Meanwhile, the party is caught in a paradox. It has been literally leaderless for pretty much all of Narendra Modi’s second term, after Rahul Gandhi recused himself from the president’s post. But as insiders say, that space is now actually occupied by a complex troika—Rahul, his mother Sonia Gandhi and sister Priyanka, all three have a hand in key decisions, and often there are subtle differences in their approach. At any rate, in a democratic party, the leadership question cannot be adjudicated by someone who will be affected by that decision. The only way to do it without a conflict of interest is to throw it open to a truly collective choice—not stage-manage it with the geriatric party bureaucracy and effect a nominal change of guard, with a core loyalist being seated on the throne while the power centre remains where it is.

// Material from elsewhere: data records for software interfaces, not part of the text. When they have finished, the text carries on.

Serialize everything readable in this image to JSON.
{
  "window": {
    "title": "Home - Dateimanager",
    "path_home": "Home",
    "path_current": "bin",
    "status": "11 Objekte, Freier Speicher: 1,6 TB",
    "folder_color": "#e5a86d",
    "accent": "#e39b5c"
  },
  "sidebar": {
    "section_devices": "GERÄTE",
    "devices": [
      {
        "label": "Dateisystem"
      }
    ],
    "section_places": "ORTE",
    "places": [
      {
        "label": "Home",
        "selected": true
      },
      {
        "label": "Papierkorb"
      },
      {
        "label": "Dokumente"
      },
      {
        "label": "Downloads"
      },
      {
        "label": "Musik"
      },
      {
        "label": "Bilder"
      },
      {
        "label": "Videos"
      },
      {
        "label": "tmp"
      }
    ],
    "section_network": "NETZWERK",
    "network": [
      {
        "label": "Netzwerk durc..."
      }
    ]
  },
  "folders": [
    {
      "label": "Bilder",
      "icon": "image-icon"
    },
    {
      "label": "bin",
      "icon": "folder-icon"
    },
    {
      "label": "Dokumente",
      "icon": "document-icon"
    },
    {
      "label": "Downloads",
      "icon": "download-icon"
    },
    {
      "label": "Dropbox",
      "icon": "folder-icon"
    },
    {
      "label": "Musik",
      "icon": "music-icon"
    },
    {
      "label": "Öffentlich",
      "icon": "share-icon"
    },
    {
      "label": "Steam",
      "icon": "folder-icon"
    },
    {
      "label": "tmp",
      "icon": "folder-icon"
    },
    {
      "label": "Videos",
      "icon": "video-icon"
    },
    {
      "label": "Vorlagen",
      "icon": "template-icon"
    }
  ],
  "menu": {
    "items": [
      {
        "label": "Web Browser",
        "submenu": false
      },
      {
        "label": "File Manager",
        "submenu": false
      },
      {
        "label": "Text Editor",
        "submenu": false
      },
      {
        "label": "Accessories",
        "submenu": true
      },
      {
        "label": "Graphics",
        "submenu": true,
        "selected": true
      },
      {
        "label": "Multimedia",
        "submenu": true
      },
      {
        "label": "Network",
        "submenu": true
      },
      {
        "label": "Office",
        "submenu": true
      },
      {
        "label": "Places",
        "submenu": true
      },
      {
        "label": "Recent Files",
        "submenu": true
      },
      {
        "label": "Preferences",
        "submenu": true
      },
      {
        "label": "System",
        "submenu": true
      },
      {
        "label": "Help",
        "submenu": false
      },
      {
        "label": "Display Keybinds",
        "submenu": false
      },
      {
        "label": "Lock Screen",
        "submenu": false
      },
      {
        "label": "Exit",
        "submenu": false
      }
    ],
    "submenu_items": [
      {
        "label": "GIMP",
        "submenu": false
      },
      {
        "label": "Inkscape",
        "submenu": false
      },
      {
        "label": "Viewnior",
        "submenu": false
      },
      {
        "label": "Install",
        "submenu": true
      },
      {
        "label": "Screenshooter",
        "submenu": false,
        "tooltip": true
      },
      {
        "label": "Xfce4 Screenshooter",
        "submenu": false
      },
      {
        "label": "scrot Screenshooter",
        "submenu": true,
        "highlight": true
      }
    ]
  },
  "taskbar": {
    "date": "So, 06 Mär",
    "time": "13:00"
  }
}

A deeper paralysis seems to affect the party’s mind on another core question: its very raison d’etre. Why does the Congress exist, what political language must it speak, what narrative should it present before the Indian voter? A lot of timid wavering has been on display on this front in recent years, as the party vacillates between its traditional political secularism and occasional dabbling in ‘soft Hindutva’. The fact is that a natural space exists on the Indian landscape for a centrist, secular party like the Congress. After all, in the 2019 general election, the BJP got 37.4 per cent of all votes—and the NDA cumulatively got nearly 45 per cent. But the balance 55 per cent did go somewhere else. This fact alone should spur the Congress into action if it seriously wants to get back into the electoral calculus.
It should be obvious to the leadership that it must focus on areas where it is strong and get into tactical partnerships elsewhere so as to present a common front against its biggest rival, the BJP. Yet the party persistently does the opposite thing. It happened in 2021, when the Congress’s internal survey—done by its own data analytics people—concluded it should form an alliance with the ruling TMC in Bengal, for which an offer existed on the table. But it went abegging. That a revitalisation on the ground can come about only by inducting fresh blood in a bottom-up organisational democracy again goes without saying. If a party makes a habit of not doing any of the things that common sense would dictate, holding a ‘Chintan Shivir’ in Udaipur is going to send no shivers up the BJP’s spine.
On the eve of this meeting, Executive Editor Kaushik Deka, who has been covering the Congress for nearly a decade, delves into all the challenges confronting the party at a time when it is poised to face 10 assembly polls in the next two years, before the general election in 2024. Says Deka: “The interdependence of the Gandhis and the Congress on each other for relevance has made it a party of status quoists. The Congress has perfected the art of not taking decisions, reducing the Grand Old Party to a rump. It must introduce some radical changes in the way it functions.”
The greatest advantage they still have is that they are the only truly national party besides the BJP, recognisable across the country. No serious opposition to the BJP can be mounted without the Congress. Dissident Congressman Manish Tewari put it well. “Every political party,” he says, “requires five fundamentals: ideology, narrative, organisation, resources and leadership. All these variables need to come together for electoral efficacy. All five are challenges for the Congress today.” Its principal rival, the BJP, has all these in full measure. If the Congress cannot come up with a plan to overcome these challenges after its brainfest in Udaipur, it will probably forfeit its last chance for a revival. Now or Never.